The current session of the Swiss parliament in the mountain resort of Flims is giving new impetus to the Romansh-speaking part of the country.
But Claudio Lardi, the president of the Graubünden cantonal government, tells swissinfo that the three-week event was not intended primarily as a promotion platform for the area.
The region in the southeast of the country is often perceived as a charming but remote canton, ideal for a holiday against a splendid alpine backdrop and renowned for destinations such as Davos or St Moritz.
But besides its hundreds of peaks and valleys, Graubünden is also the sole canton out of the country's 26 with three official languages. A majority of inhabitants speak German, but there are also Italian and Romansh-speaking minorities.
swissinfo: How does a peripheral region such as Graubünden, and Flims in particular, react to being the temporary political centre of Switzerland?
Claudio Lardi: Two weeks into the parliamentary session we still feel perfectly normal. Actually we don't think of ourselves as a remote region far away from the urban centres of the country. But of course it is great to host so many important people.
swissinfo: What do the locals think of all these politicians?
C.L: People haven't lost their traditional serenity and have a certain pride that everything has gone smoothly so far.
Besides being a political and tourism event the session is also a major organisational feat.
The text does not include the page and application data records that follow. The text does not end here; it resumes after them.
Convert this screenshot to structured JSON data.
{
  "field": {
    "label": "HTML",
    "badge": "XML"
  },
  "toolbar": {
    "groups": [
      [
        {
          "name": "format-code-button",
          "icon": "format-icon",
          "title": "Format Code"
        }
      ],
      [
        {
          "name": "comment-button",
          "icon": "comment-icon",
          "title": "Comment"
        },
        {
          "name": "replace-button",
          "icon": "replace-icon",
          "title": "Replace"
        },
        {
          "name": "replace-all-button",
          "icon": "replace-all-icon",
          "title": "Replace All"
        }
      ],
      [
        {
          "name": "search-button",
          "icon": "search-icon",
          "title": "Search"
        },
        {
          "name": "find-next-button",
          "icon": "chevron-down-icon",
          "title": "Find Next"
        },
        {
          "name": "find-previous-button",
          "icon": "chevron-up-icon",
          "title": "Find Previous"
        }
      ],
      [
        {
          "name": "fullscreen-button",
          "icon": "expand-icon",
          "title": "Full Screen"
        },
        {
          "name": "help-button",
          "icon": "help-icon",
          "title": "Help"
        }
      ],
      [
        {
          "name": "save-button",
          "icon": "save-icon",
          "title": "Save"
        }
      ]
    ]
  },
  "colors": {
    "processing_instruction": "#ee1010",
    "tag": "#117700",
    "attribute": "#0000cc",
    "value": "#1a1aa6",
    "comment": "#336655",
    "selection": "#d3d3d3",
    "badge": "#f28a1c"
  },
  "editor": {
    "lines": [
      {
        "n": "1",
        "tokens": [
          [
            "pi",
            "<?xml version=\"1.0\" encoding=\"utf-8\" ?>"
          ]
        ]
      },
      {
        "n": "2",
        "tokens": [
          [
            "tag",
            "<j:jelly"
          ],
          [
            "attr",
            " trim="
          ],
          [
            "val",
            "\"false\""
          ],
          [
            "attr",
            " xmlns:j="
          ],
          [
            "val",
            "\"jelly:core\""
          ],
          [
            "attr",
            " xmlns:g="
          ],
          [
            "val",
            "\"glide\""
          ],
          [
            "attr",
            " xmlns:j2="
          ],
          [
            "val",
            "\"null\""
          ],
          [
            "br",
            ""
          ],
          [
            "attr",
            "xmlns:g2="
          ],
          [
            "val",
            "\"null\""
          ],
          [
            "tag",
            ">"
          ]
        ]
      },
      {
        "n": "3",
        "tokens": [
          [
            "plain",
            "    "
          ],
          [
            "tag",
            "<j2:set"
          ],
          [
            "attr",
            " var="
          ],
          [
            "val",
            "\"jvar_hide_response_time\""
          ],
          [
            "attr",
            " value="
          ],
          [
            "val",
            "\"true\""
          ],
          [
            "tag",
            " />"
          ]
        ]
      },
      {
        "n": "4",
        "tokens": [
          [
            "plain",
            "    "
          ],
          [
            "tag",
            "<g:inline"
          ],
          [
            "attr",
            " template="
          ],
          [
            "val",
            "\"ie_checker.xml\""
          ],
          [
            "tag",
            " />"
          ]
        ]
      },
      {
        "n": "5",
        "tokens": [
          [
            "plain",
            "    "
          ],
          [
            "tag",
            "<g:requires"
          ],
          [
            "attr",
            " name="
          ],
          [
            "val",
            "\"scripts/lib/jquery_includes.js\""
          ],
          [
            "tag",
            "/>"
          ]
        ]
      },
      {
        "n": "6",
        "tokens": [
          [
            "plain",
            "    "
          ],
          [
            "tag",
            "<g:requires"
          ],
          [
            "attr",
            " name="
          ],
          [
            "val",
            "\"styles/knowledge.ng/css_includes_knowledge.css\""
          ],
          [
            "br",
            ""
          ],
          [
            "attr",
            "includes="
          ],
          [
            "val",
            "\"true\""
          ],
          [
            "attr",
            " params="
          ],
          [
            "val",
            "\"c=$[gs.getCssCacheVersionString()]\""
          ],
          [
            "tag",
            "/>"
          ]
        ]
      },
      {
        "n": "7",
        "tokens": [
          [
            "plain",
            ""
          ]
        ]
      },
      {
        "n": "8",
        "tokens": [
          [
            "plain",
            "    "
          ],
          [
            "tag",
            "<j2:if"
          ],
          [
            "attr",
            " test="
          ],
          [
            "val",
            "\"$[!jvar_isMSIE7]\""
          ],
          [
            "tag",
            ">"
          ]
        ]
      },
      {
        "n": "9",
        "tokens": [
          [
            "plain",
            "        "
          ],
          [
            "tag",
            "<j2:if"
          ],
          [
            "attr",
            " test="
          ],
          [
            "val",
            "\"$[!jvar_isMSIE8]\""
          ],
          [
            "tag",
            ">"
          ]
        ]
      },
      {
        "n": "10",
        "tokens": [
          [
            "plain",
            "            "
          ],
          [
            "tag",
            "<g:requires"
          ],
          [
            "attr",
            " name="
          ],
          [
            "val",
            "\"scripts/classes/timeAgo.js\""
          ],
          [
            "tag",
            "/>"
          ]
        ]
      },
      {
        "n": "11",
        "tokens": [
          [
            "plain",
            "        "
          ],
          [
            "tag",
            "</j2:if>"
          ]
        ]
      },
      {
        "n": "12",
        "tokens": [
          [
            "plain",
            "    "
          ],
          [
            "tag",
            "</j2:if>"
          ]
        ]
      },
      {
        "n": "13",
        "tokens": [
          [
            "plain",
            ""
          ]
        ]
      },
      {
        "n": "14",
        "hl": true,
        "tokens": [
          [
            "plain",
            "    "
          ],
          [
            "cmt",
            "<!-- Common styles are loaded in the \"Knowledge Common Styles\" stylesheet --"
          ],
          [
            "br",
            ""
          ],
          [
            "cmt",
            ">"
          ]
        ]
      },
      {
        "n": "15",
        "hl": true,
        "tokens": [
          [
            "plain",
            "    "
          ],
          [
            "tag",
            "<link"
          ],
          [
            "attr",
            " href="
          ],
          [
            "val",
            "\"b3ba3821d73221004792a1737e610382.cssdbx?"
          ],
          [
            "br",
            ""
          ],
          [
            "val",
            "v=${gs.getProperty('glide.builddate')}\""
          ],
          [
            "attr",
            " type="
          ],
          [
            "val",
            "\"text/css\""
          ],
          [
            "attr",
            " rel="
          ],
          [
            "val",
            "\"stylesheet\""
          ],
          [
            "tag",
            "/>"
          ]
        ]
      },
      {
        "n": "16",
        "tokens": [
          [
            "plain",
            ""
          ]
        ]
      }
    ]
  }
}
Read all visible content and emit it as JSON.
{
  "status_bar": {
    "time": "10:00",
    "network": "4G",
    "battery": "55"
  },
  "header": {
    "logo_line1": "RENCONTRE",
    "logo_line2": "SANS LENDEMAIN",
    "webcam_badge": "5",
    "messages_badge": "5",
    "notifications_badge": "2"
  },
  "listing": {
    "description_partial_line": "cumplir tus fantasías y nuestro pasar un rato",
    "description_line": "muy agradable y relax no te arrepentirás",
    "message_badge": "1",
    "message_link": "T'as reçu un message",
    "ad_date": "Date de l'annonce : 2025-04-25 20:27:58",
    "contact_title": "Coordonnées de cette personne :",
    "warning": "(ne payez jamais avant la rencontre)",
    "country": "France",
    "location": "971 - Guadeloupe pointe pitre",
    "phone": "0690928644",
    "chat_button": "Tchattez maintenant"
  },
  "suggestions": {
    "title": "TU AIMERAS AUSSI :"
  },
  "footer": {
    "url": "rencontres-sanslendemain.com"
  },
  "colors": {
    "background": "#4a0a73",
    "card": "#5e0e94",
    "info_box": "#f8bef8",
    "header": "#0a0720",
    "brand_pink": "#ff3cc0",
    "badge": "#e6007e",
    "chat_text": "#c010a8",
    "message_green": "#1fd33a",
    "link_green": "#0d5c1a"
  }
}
It took about 24 months preparation, and it required close cooperation between the federal, cantonal, regional and cultural authorities.
There were some difficult moments, especially when we had to reject local offers for a multitude of fringe activities for the parliamentarians. We had to remind organisers that the politicians came here to work and not to relax.
swissinfo: What's the payoff for the canton?
C.L: It is not about getting a direct return on investment for us. We would like to see politicians understand that Graubünden is not only a nice holiday destination or an alpine wasteland, but also a region where people live and work.
Like most mountain regions, we struggle to keep people from moving away to the cities looking for jobs. During the session we have a unique opportunity to show the politicians what it means for a region to maintain a costly infrastructure, such as a road and railway network.
swissinfo: Why is Flims of all places in Graubünden playing host to parliament? It is not even a Romansh-speaking village...
C.L: Flims provides an excellent venue for the parliament with accommodation and ultimately it was the choice of the Romansh-speaking community.
Flims can also serve as an example for the situation the linguistic minority faces. The resort is on the language border and Romansh speakers are fighting for the survival of their idiom.
From an economic viewpoint Flims can help to stop the steady trickle of people leaving for urban centres by offering jobs in the region.
swissinfo: What did the language community do to raise awareness for Romansh among the parliamentarians?
C.L: We recruited a number of Romansh speaking volunteers who can gently introduce politicians to the sounds of this language. The parliamentarians were also given an audio course.
There are also a series of cultural events and all the signs for the session are exclusively in Romansh. So we are asking the politicians to make a very small effort themselves.
swissinfo: What about Italian, the other minority language, in the Graubünden region?
C.L: The situation is not comparable, because Italian is not facing the threat of extinction. But I see it as my duty to explain to the public that Graubünden wouldn't be complete without its minority languages. They are a crucial part of our identity.
swissinfo-interview: Urs Geiser
It's only the third time in the history of modern-day Switzerland that the federal parliament is holding a session outside the capital, Bern.
In 1993 it convened in Geneva (French-speaking part of the country) and 2001 in Lugano in the Italian-speaking region.
During the session in Flims, which is costing an estimated at SFr3.5 million ($2.8 million), the parliament building in Bern is undergoing major renovation.
Romansh is the fourth national language in Switzerland, besides German, French and Italian.
About 35,000 people, mainly living in canton Graubünden, consider Romansh as their main language.
Lardi was born in the Italian-speaking Poschiavo Valley in 1955.
A lawyer by trade he was elected to the Graubünden government in 1998 as the only representative of the centre-left Social Democrats.
He is in charge of education, culture and the environmental policy. Lardi is holding the rotating presidency of the local government this year for the second time in his political career.
He is known as staunch supporter of Rumantsch Grischun – a standardised version of Romansh – and of the other minority language, Italian.